Young adults today have been dubbed the painkiller generation, as named by Andrew Gregory in his article “Painkiller generation,” a title to add to the millennial collection: generation me, MyPod generation, generation now. However, this label is more serious than most and harder to dismiss.
About 60 percent of Americans are taking a prescription of some kind, with 15 percent of the population taking five prescriptions daily, according to the Huffington Post. The largest categories for these prescriptions are blood pressure, anti-depressants, cholesterol and opioid painkillers. These numbers are higher than the roughly 50 percent of the United Kingdom population on prescription drugs, according to BBC News, and doesn’t account for the medications being taken over the counter.

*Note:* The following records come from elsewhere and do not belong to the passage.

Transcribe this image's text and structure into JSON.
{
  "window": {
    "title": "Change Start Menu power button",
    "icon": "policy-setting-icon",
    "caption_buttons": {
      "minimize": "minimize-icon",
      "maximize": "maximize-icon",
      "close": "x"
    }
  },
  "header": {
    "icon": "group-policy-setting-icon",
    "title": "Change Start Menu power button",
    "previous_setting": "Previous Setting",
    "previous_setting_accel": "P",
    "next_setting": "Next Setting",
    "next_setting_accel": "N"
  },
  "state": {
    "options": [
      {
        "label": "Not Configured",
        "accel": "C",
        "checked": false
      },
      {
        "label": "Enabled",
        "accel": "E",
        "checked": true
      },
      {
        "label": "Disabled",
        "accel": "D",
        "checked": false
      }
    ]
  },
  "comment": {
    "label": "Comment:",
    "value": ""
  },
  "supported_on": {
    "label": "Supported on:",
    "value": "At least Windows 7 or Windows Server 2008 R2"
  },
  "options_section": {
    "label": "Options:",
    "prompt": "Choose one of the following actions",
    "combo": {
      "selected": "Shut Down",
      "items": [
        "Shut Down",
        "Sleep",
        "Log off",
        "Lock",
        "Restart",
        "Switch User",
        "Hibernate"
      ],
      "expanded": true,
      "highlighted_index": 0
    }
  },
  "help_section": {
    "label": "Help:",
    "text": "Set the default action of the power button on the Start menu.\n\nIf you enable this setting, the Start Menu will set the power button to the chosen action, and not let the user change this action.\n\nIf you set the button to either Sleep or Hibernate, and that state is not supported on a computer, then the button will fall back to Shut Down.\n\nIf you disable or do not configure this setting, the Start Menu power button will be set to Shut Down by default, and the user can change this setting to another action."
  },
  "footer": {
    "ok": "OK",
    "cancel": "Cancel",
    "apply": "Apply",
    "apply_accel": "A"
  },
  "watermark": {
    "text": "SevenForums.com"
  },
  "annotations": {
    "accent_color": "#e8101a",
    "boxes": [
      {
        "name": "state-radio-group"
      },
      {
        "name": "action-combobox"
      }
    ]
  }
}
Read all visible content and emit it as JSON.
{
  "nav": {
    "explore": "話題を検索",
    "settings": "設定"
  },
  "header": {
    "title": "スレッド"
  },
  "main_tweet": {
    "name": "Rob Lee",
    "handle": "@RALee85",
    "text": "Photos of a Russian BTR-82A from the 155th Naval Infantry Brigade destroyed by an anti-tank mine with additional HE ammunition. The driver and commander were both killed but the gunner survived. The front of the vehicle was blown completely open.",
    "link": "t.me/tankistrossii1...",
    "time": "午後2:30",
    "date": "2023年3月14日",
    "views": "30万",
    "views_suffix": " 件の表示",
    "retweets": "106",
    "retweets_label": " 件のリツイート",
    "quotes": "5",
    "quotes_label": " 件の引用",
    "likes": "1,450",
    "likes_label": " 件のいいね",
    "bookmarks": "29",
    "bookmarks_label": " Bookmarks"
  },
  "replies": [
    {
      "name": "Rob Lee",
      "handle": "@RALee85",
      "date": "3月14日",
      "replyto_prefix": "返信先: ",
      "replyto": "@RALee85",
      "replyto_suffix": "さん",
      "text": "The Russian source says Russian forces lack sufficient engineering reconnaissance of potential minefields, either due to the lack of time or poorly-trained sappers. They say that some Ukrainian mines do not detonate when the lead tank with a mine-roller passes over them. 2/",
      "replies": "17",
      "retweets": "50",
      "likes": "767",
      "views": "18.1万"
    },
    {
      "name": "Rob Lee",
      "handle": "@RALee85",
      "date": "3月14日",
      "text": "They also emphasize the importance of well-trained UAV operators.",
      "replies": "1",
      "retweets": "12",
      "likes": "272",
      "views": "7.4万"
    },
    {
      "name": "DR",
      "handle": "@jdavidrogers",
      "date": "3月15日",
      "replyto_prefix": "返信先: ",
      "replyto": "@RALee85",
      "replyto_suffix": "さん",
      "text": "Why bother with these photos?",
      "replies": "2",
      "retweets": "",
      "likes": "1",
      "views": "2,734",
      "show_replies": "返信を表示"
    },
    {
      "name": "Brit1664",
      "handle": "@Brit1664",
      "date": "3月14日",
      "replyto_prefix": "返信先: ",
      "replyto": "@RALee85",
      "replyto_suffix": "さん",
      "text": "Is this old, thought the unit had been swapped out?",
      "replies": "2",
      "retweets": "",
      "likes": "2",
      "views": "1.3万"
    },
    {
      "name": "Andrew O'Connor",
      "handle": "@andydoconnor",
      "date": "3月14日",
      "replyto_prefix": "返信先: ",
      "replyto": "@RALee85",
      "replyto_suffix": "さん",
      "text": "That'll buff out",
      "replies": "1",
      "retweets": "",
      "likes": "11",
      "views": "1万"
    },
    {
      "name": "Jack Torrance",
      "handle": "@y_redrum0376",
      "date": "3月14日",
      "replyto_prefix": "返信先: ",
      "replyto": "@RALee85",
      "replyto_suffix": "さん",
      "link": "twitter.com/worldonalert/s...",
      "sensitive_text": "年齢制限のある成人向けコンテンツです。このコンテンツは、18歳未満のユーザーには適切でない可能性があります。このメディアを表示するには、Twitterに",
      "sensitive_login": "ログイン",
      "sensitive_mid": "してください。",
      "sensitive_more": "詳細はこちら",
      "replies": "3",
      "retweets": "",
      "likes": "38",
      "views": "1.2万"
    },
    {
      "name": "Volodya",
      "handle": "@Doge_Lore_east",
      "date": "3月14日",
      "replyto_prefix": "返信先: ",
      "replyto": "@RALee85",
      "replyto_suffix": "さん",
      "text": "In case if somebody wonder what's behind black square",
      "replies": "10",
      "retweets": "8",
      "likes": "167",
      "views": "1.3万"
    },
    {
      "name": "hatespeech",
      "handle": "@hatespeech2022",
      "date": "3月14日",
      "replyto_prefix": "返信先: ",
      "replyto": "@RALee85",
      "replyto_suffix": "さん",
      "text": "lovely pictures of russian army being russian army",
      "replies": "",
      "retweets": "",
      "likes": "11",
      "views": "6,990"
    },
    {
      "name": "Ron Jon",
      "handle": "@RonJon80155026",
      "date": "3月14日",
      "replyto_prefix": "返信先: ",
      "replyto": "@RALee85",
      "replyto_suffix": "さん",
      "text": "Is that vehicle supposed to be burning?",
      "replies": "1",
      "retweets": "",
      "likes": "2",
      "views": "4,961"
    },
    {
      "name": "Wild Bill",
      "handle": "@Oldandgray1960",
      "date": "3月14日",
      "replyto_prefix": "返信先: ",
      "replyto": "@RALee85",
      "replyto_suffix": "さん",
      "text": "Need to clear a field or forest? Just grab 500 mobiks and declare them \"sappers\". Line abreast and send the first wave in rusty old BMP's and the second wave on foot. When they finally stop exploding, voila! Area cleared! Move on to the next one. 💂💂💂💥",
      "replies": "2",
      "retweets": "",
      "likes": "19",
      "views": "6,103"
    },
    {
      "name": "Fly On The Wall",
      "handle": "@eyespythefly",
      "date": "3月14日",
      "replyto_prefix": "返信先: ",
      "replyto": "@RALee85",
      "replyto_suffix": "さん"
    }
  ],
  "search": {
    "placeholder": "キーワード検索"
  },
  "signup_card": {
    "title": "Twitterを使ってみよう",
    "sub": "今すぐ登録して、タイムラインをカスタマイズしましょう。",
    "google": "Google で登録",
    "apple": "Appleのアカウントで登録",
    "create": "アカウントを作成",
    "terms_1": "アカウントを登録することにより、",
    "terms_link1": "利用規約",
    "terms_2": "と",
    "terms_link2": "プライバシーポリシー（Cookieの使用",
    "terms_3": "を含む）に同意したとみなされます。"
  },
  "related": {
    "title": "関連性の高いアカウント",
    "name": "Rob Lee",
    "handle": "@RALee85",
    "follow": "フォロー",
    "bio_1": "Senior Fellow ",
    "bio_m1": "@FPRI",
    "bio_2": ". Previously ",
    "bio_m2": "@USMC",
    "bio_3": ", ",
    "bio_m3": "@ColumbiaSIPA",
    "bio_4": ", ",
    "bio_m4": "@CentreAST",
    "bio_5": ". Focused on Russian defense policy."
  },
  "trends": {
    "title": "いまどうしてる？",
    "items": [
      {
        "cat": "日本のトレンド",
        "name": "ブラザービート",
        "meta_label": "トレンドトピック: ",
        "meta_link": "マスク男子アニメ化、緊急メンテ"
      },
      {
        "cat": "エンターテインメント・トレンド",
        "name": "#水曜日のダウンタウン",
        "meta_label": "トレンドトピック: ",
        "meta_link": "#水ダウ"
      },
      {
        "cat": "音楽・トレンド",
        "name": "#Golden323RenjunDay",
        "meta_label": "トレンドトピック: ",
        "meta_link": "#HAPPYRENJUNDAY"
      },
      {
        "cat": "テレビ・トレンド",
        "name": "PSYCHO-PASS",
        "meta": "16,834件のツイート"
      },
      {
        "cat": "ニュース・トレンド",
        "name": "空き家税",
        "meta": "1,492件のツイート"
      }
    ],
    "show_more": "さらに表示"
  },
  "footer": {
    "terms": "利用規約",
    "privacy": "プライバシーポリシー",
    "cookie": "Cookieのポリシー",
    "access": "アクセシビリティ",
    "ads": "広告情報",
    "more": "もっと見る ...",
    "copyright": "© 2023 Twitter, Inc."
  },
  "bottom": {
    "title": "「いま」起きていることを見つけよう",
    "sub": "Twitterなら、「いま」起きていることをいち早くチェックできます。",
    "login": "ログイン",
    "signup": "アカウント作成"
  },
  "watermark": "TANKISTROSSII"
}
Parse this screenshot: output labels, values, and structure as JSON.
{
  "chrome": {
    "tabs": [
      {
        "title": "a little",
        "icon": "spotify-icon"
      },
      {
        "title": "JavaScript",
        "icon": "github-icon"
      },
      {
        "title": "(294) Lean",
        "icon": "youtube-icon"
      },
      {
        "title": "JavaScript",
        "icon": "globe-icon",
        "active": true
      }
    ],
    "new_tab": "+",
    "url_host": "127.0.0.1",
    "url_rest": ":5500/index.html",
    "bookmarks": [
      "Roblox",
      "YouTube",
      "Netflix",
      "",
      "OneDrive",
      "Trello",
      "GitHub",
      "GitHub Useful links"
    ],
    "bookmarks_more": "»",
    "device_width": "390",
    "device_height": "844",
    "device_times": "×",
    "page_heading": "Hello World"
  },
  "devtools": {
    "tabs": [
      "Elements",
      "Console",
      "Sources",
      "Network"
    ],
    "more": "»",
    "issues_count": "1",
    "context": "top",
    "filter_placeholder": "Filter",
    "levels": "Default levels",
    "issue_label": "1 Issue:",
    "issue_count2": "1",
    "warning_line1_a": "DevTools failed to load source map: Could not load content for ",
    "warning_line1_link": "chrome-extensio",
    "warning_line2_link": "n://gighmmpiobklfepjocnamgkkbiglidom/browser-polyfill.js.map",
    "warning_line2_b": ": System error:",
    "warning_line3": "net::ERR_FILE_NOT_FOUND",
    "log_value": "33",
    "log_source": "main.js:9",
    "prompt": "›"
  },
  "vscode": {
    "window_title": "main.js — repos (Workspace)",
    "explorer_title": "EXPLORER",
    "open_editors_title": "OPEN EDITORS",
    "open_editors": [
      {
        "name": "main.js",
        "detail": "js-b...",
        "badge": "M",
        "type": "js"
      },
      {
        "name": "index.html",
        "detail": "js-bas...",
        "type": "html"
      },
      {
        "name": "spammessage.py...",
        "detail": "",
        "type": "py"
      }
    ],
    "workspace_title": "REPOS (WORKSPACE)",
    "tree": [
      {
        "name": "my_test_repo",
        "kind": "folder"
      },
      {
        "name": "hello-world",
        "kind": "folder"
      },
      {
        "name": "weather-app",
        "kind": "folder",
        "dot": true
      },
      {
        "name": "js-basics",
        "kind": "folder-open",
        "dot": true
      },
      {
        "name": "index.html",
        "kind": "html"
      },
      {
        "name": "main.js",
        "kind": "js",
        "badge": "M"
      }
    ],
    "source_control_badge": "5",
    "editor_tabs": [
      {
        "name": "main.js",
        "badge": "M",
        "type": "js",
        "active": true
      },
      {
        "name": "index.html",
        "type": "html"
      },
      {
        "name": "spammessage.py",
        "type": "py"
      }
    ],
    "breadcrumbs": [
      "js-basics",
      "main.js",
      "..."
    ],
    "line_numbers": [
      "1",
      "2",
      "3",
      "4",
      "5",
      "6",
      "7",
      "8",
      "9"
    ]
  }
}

Drug abuse can present itself in many forms, including the use of prescription drugs meant for another person, overdosing on prescription medication, overdose on over-the-counter medication or illegal substances, as explained by the Addiction Community. These medications are commonly painkillers, whether prescribed or not.
Over-the-counter drugs are readily available to anyone old enough to buy them, and often are available at younger ages, as they have become household items. One in three young adults aged 18 to 24 admits to taking an over the counter pill once every day if faced with a small amount of pain or discomfort, according to Gregory. By using painkillers daily, the medicine loses its effect on the body and allows for the cycle of painkiller abuse.
Taking medication without a real need can cause the body to become dependent on it. Many forms of painkillers, if used daily, can cause the user feel withdrawal headaches if they stop taking medication suddenly, according to the Huffington Post. This increases the likelihood of the user to continue taking the pill, eventually leading to a higher dose. After a certain point, the drugs no longer serve to fix the small amount of discomfort users were experiencing, but instead fulfill an emotional need, like a mood change or a wave of anxiety.
Those who take aspirin, ibuprofen or paracetamol have the highest risk of suffering liver damage, heart attacks, kidney problems and strokes, as stated by the Huffington Post.
To put overuse of over-the-counter drugs to bed, those using them must first realize that there is an issue. If you or someone you know is taking pills that are not prescribed to them for longer than a period of seven days, it is time to go to a doctor or clinic.
For those who notice that they take pills for more issues than necessary, there are other ways to deal with pain. Perhaps a few sessions of yoga or a chiropractic session could relieve the backache from carrying too many books to class. An extra 20 mL of water a day could keep that headache from lingering, or maybe a pass on the third coffee of the day. A stomachache could be cured with some crackers and ginger-ale or a solid amount of rest. If an issue is painful enough to need medication, it is best to visit a doctor because they fully understand the dosage and long-term effects of the medicine they prescribe.
Pills are meant not to be a continual crutch, but rather a short-term medical solution to a real problem. Avoid using painkillers to solve small issues, so that when faced with large issues, your body can recover from other medications.